I remember when I was a Captain in the First Infantry Division, one of my Lieutenants was on the West Point football team that upset the Tennessee Volunteers in Knoxville. Of course, he didn’t let me forget that, and I still gave him a favorable efficiency report. When I resided in South Florida, it was as if every former Naval officer had retired there. The abuse was incessant, and lasted all year long.See, for that period of time, and the homemade commercials attest to such, these two services are the most vehement of adversaries. We live by a simple chant, “Go Army, Beat Navy,” and vice versa. On that playing field, young men pour their hearts out to win more than a game; to win that claim to fame. Living here in Dallas now, I recall the time when I was invited into the home of Roger Staubach and actually saw the Heisman Trophy he was awarded when he was quarterback at the Naval Academy. The point is that we don’t have to have attended either of these fine institutions to have an affection, and strong emotion, for this contest.

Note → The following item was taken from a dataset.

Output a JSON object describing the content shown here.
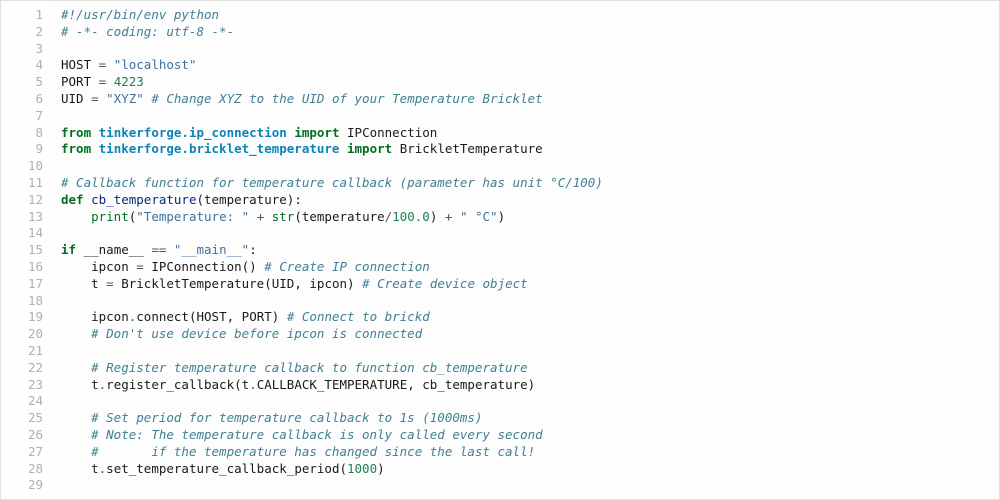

And it is a hard-fought contest indeed. From the time you have the march onto the field of the Corps of Cadets and the Midshipmen, American’s chest fills with pride. They fight hard, but in the end, one will be victor, the other loser — and we Soldiers are tired of losing. However, something very indicative of America happens at the end of the game. Each school stands in reverence as the Academy song is played, winner goes last. But even more so, these rivals, these ardent adversaries will one day take an oath, “To support and defend the Constitution of the United States, against all enemies, foreign, and domestic…and to bear true faith and allegiance to the same.” These gridiron warriors then become American Warriors. They never forget their years at West Point or Annapolis as a defining moment in their character development. But they realize that they are Brothers and Sisters on a greater team: Team America. And so they take their positions, jointly, upon freedom’s rampart to serve and protect our way of life, and the very document that embodies us as Americans. Sure, every year they will take their respective sides on the esteemed day of Army-Navy. But they will NEVER lose focus on the battlefield upon which they serve together.Just like an Army-Navy game, this election was fought with immense passion and emotion. And it’s now time for us to realize that we are all on Team America.
That’s an important lesson for the Democrat party to embrace at this time. If anyone thinks we Soldiers like the results of the past fourteen years, losing to Navy, we don’t. However, we lick our wounds, bandage up our pride and know that we have earned a title that can never be taken away, that of American Soldier. The real victory comes not just in a game, but in the preservation of this Constitutional Republic.
Those who call themselves Democrats, actually progressive socialists, must ask themselves the same question. Is this about the preservation of our Republic, or just the desire to win? All of these protests, challenges to our electoral system, and calls for recounts seem ill-advised, especially as the results are known, and concession has been offered.
Imagine what would happen at the end of the Army-Navy game if the Cadets of West Point decided not to stay on the field while the Navy song is played? We, as a Nation, would be appalled at the lack of decency, honor, integrity, humility, and grace. If those young men and women, who are the best amongst us, can do just that, why can’t the Democratic party? Unless they are admitting that they do not possess those same impeccable standards of character.
Tomorrow, every young man who will be on that field is a champion. These young men and women are our future leaders and they represent a lineage; a legacy of service, sacrifice, and commitment to this Nation. The players’ uniforms will have the patches of Army, Navy, and Marine Corps units. The back of the Army jerseys do not have a name; it just says “Army.”
Tomorrow, I believe that every American worldwide should be watching one program: the Army-Navy game. Watch it with your kids, and teach them its history, knowing that we can all learn a lesson from these men and women as they play “America’s Game.”